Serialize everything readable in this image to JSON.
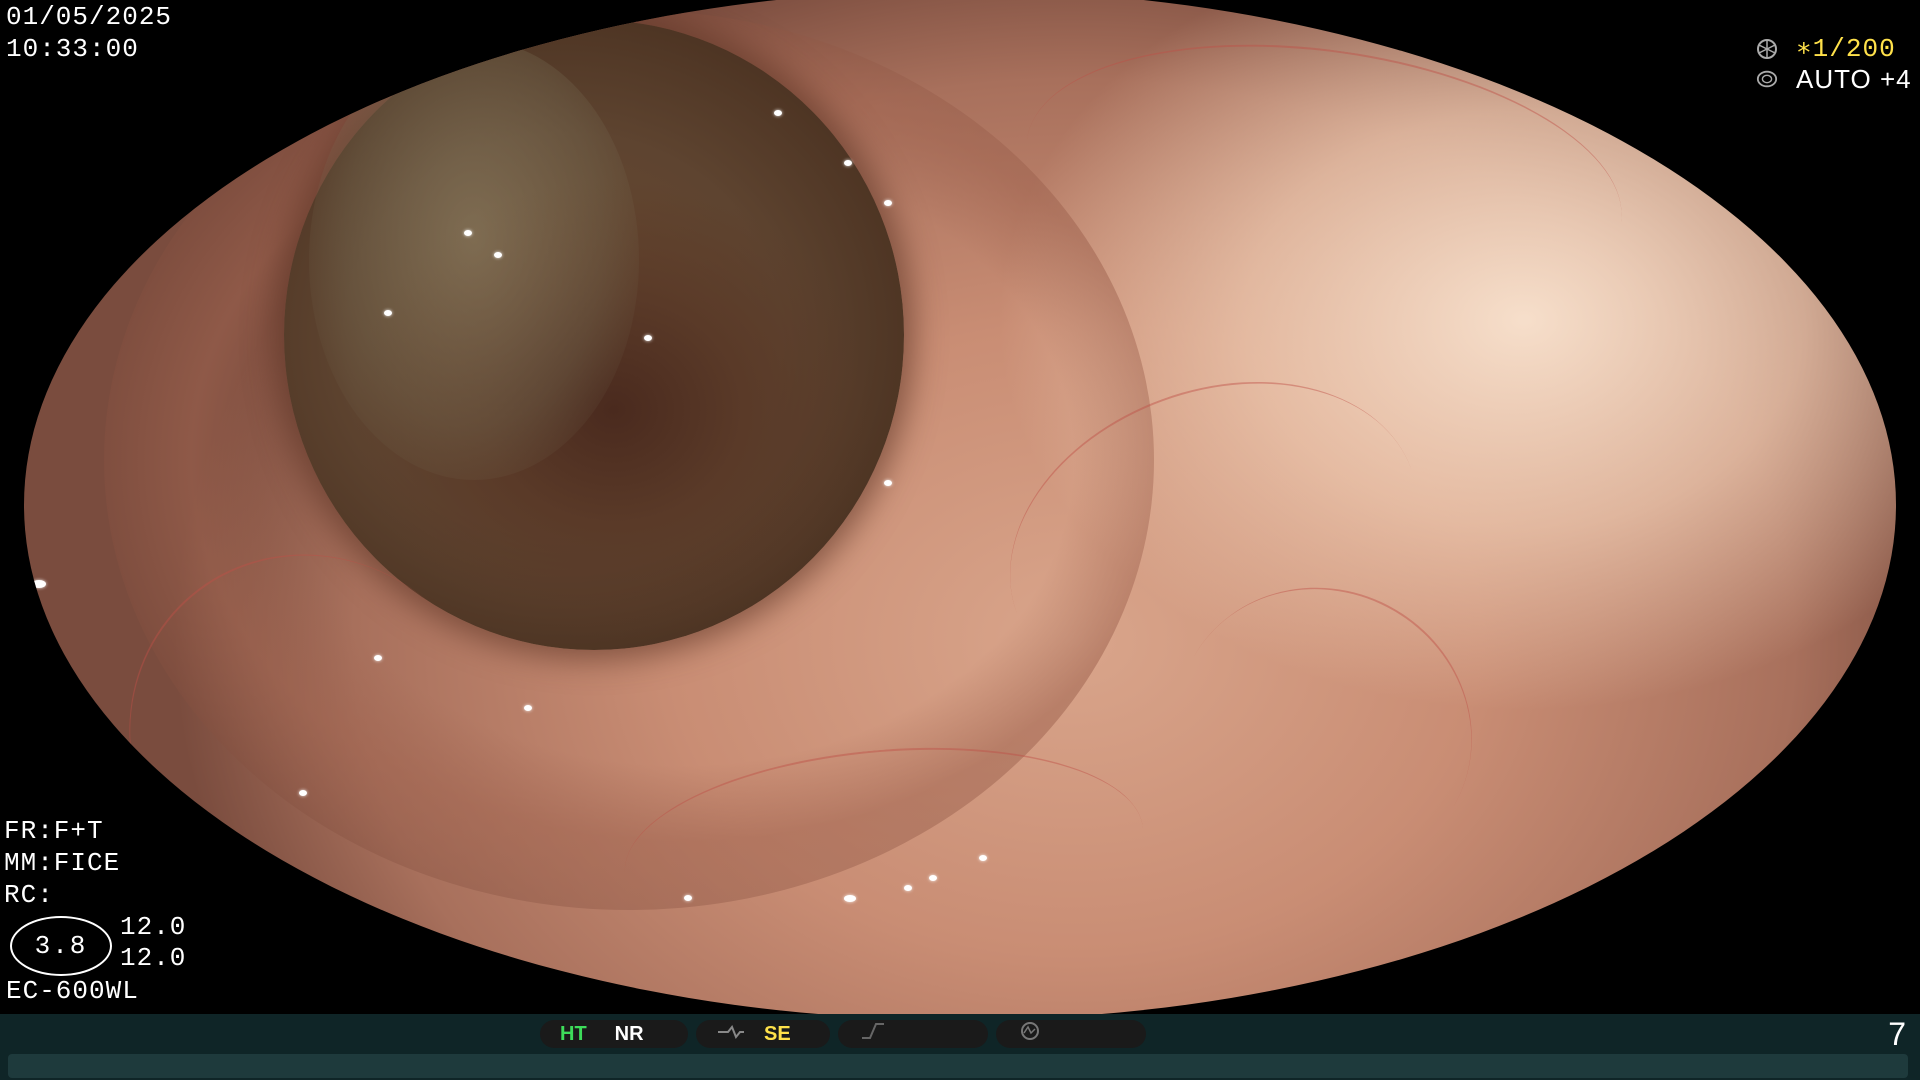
{
  "datetime": {
    "date": "01/05/2025",
    "time": "10:33:00"
  },
  "exposure": {
    "shutter_icon": "shutter-icon",
    "shutter": "∗1/200",
    "iris_icon": "iris-icon",
    "iris": "AUTO +4"
  },
  "settings": {
    "fr": "FR:F+T",
    "mm": "MM:FICE",
    "rc": "RC:",
    "ratio": "3.8",
    "value_1": "12.0",
    "value_2": "12.0",
    "scope_model": "EC-600WL"
  },
  "status_bar": {
    "ht": "HT",
    "nr": "NR",
    "se_icon": "structure-enhancement-icon",
    "se": "SE",
    "color_icon": "color-enhancement-icon",
    "mode_icon": "mode-icon",
    "page_number": "7"
  },
  "colors": {
    "yellow_accent": "#ffe14a",
    "green_active": "#3ddc5a",
    "bar_background": "#0f2527"
  }
}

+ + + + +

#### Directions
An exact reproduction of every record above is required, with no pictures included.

#### Output of the task
Serialize everything readable in this image to JSON.
{
  "datetime": {
    "date": "01/05/2025",
    "time": "10:33:00"
  },
  "exposure": {
    "shutter_icon": "shutter-icon",
    "shutter": "∗1/200",
    "iris_icon": "iris-icon",
    "iris": "AUTO +4"
  },
  "settings": {
    "fr": "FR:F+T",
    "mm": "MM:FICE",
    "rc": "RC:",
    "ratio": "3.8",
    "value_1": "12.0",
    "value_2": "12.0",
    "scope_model": "EC-600WL"
  },
  "status_bar": {
    "ht": "HT",
    "nr": "NR",
    "se_icon": "structure-enhancement-icon",
    "se": "SE",
    "color_icon": "color-enhancement-icon",
    "mode_icon": "mode-icon",
    "page_number": "7"
  },
  "colors": {
    "yellow_accent": "#ffe14a",
    "green_active": "#3ddc5a",
    "bar_background": "#0f2527"
  }
}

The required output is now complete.